| What you have to do |
Which lines below mention "icon"? Pick each one out.

Start of Excerpted data

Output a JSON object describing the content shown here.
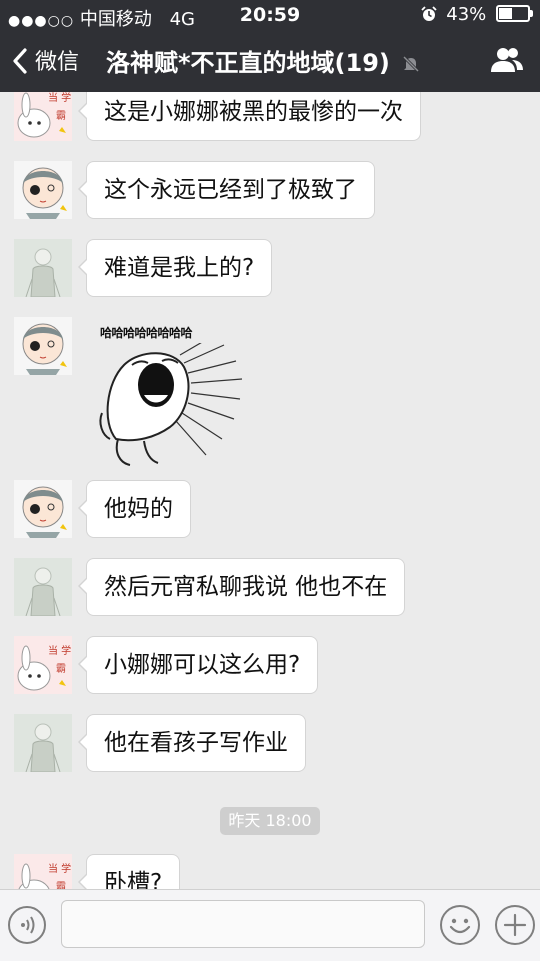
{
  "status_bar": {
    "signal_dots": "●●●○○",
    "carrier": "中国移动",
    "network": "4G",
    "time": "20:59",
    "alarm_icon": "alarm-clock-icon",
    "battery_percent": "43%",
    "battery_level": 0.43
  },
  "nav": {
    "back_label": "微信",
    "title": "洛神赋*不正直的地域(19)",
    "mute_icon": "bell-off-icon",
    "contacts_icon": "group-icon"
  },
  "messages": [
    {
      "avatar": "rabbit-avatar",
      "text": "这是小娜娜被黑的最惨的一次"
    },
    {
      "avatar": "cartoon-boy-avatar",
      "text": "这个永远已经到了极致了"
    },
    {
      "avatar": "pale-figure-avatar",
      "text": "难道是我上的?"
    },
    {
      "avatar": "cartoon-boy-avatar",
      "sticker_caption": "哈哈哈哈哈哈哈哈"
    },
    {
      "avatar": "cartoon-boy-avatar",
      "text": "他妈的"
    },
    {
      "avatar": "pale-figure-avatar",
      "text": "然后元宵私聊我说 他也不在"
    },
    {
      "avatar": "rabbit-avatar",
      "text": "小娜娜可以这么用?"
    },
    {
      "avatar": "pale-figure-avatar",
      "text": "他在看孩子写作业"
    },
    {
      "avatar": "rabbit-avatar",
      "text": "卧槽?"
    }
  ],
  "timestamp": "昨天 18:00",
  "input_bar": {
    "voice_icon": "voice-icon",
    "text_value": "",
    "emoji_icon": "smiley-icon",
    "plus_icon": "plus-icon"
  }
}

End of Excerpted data

| Task answer |
    "alarm_icon": "alarm-clock-icon",
    "mute_icon": "bell-off-icon",
    "contacts_icon": "group-icon"
    "voice_icon": "voice-icon",
    "emoji_icon": "smiley-icon",
    "plus_icon": "plus-icon"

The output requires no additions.